* **Work order**: An exact reprint of every record below is required, with the pictures left out.

Data excerpts:
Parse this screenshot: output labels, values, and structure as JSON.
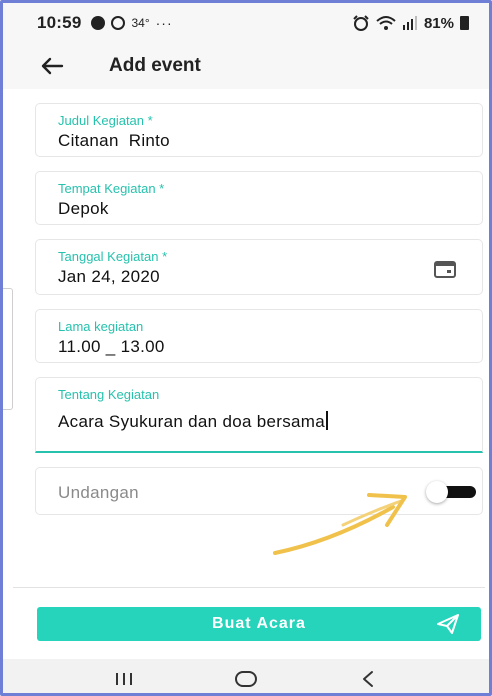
{
  "status_bar": {
    "time": "10:59",
    "temperature": "34°",
    "more": "···",
    "battery": "81%"
  },
  "app_bar": {
    "title": "Add event"
  },
  "form": {
    "judul": {
      "label": "Judul Kegiatan *",
      "value": "Citanan  Rinto"
    },
    "tempat": {
      "label": "Tempat Kegiatan *",
      "value": "Depok"
    },
    "tanggal": {
      "label": "Tanggal Kegiatan *",
      "value": "Jan 24, 2020"
    },
    "lama": {
      "label": "Lama kegiatan",
      "value": "11.00 _ 13.00"
    },
    "tentang": {
      "label": "Tentang Kegiatan",
      "value": "Acara Syukuran dan doa bersama"
    },
    "undangan": {
      "label": "Undangan",
      "toggle_on": false
    }
  },
  "submit": {
    "label": "Buat Acara"
  },
  "colors": {
    "accent": "#26c2ad",
    "button": "#26d3bb",
    "annotation_arrow": "#f0c24b"
  },
  "icons": [
    "back-arrow-icon",
    "calendar-icon",
    "send-icon",
    "recent-apps-icon",
    "home-icon",
    "back-nav-icon"
  ]
}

* **Answer to the exercise**:
Parse this screenshot: output labels, values, and structure as JSON.
{
  "status_bar": {
    "time": "10:59",
    "temperature": "34°",
    "more": "···",
    "battery": "81%"
  },
  "app_bar": {
    "title": "Add event"
  },
  "form": {
    "judul": {
      "label": "Judul Kegiatan *",
      "value": "Citanan  Rinto"
    },
    "tempat": {
      "label": "Tempat Kegiatan *",
      "value": "Depok"
    },
    "tanggal": {
      "label": "Tanggal Kegiatan *",
      "value": "Jan 24, 2020"
    },
    "lama": {
      "label": "Lama kegiatan",
      "value": "11.00 _ 13.00"
    },
    "tentang": {
      "label": "Tentang Kegiatan",
      "value": "Acara Syukuran dan doa bersama"
    },
    "undangan": {
      "label": "Undangan",
      "toggle_on": false
    }
  },
  "submit": {
    "label": "Buat Acara"
  },
  "colors": {
    "accent": "#26c2ad",
    "button": "#26d3bb",
    "annotation_arrow": "#f0c24b"
  },
  "icons": [
    "back-arrow-icon",
    "calendar-icon",
    "send-icon",
    "recent-apps-icon",
    "home-icon",
    "back-nav-icon"
  ]
}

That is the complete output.